#### TASK REQUIREMENTS
Extract every line of the material below and reproduce it faithfully.

#### DATA TO EXAMINE
BEGIN

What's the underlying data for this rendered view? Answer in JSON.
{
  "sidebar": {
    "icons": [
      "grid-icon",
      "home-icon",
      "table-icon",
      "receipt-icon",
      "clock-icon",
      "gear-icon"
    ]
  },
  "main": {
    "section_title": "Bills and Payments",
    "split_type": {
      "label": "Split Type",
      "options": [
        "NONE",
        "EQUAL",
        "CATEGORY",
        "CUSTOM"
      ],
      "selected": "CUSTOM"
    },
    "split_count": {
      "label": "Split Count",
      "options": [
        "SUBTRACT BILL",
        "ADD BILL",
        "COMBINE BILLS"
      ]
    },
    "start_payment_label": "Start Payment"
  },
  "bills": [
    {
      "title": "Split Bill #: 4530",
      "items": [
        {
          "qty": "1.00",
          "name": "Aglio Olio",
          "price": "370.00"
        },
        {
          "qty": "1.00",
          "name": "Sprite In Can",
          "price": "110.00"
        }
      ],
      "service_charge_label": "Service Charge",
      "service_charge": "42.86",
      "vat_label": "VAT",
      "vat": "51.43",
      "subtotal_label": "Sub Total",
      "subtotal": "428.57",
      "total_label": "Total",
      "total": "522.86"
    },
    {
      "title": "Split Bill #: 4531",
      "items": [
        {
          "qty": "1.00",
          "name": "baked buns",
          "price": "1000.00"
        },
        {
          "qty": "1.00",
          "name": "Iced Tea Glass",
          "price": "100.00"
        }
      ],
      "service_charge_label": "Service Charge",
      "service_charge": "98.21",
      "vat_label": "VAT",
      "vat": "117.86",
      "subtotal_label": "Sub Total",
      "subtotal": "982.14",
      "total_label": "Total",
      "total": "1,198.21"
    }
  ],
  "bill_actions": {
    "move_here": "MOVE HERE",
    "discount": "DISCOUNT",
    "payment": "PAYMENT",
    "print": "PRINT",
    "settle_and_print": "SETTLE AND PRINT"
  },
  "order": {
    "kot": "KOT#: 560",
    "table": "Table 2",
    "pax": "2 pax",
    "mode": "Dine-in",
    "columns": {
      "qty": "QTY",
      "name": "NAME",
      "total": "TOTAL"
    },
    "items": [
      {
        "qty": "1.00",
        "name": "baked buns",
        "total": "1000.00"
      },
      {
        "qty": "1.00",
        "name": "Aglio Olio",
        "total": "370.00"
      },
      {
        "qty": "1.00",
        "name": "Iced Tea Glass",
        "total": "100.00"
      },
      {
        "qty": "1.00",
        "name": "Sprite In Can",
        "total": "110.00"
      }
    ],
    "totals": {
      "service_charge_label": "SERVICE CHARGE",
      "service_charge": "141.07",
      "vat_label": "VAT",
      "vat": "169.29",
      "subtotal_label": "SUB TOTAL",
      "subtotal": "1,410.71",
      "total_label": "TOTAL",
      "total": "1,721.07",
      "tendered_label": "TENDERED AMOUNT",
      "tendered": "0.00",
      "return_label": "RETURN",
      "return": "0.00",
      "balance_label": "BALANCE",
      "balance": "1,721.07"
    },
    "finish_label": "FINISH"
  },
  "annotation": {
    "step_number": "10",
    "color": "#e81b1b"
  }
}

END

#### ANSWER TO THIS EXERCISE
What's the underlying data for this rendered view? Answer in JSON.
{
  "sidebar": {
    "icons": [
      "grid-icon",
      "home-icon",
      "table-icon",
      "receipt-icon",
      "clock-icon",
      "gear-icon"
    ]
  },
  "main": {
    "section_title": "Bills and Payments",
    "split_type": {
      "label": "Split Type",
      "options": [
        "NONE",
        "EQUAL",
        "CATEGORY",
        "CUSTOM"
      ],
      "selected": "CUSTOM"
    },
    "split_count": {
      "label": "Split Count",
      "options": [
        "SUBTRACT BILL",
        "ADD BILL",
        "COMBINE BILLS"
      ]
    },
    "start_payment_label": "Start Payment"
  },
  "bills": [
    {
      "title": "Split Bill #: 4530",
      "items": [
        {
          "qty": "1.00",
          "name": "Aglio Olio",
          "price": "370.00"
        },
        {
          "qty": "1.00",
          "name": "Sprite In Can",
          "price": "110.00"
        }
      ],
      "service_charge_label": "Service Charge",
      "service_charge": "42.86",
      "vat_label": "VAT",
      "vat": "51.43",
      "subtotal_label": "Sub Total",
      "subtotal": "428.57",
      "total_label": "Total",
      "total": "522.86"
    },
    {
      "title": "Split Bill #: 4531",
      "items": [
        {
          "qty": "1.00",
          "name": "baked buns",
          "price": "1000.00"
        },
        {
          "qty": "1.00",
          "name": "Iced Tea Glass",
          "price": "100.00"
        }
      ],
      "service_charge_label": "Service Charge",
      "service_charge": "98.21",
      "vat_label": "VAT",
      "vat": "117.86",
      "subtotal_label": "Sub Total",
      "subtotal": "982.14",
      "total_label": "Total",
      "total": "1,198.21"
    }
  ],
  "bill_actions": {
    "move_here": "MOVE HERE",
    "discount": "DISCOUNT",
    "payment": "PAYMENT",
    "print": "PRINT",
    "settle_and_print": "SETTLE AND PRINT"
  },
  "order": {
    "kot": "KOT#: 560",
    "table": "Table 2",
    "pax": "2 pax",
    "mode": "Dine-in",
    "columns": {
      "qty": "QTY",
      "name": "NAME",
      "total": "TOTAL"
    },
    "items": [
      {
        "qty": "1.00",
        "name": "baked buns",
        "total": "1000.00"
      },
      {
        "qty": "1.00",
        "name": "Aglio Olio",
        "total": "370.00"
      },
      {
        "qty": "1.00",
        "name": "Iced Tea Glass",
        "total": "100.00"
      },
      {
        "qty": "1.00",
        "name": "Sprite In Can",
        "total": "110.00"
      }
    ],
    "totals": {
      "service_charge_label": "SERVICE CHARGE",
      "service_charge": "141.07",
      "vat_label": "VAT",
      "vat": "169.29",
      "subtotal_label": "SUB TOTAL",
      "subtotal": "1,410.71",
      "total_label": "TOTAL",
      "total": "1,721.07",
      "tendered_label": "TENDERED AMOUNT",
      "tendered": "0.00",
      "return_label": "RETURN",
      "return": "0.00",
      "balance_label": "BALANCE",
      "balance": "1,721.07"
    },
    "finish_label": "FINISH"
  },
  "annotation": {
    "step_number": "10",
    "color": "#e81b1b"
  }
}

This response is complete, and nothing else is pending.